December 14, 2004
New Book on Overcriminalization
See the review at Crime and Federalism of Go Directly to Jail: The Criminalization of Almost Everything, published by the Cato Institute, with chapters from Utah CrimProf Erik Luna and Cato's Timothy Lynch among others. [Jack Chin]
December 05, 2004
Book Club: Murder and the Reasonable Man

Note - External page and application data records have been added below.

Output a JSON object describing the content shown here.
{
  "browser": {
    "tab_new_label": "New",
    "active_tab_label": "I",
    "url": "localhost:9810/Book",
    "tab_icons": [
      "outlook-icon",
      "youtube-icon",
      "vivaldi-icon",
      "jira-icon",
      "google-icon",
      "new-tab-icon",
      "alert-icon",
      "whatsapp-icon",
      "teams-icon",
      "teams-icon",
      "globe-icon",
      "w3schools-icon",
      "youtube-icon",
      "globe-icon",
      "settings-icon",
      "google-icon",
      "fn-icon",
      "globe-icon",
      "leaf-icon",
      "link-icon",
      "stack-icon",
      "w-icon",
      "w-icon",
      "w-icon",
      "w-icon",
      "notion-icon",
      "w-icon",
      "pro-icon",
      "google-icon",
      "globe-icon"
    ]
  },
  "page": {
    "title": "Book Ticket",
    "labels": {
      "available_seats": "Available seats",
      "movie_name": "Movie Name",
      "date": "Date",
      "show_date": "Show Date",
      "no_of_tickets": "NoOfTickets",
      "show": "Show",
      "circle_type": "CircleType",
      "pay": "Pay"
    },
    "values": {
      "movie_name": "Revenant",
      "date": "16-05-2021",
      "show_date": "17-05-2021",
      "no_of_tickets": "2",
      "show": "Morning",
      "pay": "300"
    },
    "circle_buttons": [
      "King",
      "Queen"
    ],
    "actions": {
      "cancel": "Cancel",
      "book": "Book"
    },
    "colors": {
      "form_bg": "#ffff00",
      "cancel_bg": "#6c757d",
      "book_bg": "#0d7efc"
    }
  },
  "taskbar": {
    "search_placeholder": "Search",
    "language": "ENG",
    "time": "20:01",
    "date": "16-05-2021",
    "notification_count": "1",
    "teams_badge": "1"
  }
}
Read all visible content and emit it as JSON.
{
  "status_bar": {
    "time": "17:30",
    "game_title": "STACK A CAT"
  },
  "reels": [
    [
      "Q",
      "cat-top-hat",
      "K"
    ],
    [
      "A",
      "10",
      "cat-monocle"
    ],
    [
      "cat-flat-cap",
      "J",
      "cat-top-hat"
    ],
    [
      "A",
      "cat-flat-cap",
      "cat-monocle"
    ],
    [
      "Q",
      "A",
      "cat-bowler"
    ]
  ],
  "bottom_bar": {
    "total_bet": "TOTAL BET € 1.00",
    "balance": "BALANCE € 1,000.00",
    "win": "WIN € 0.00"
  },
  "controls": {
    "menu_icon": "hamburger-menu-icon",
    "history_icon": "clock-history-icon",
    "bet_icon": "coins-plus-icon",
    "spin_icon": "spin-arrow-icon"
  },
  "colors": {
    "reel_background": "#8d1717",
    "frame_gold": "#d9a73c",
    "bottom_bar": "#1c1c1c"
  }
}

Check out GW CrimProf Cynthia Lee's NYU Press book Murder and the Reasonable Man. Wayne State Dean Frank Wu calls the book "Provocative and persuasive. In this well-written and meticulously documented book, Cynthia Lee demonstrates how the law has defined 'reasonableness' in criminal law to favor men against women, straight men against gay men, and whites against blacks. Lee's synthesis of many seemingly different examples, with thoughtful responses to the various objections that might be raised, is legal scholarship that can make a difference in our social practices. This is a serious and compelling book that should lead to reform." Link to NYU Press site here, link to her SSRN author page here. [Jack Chin]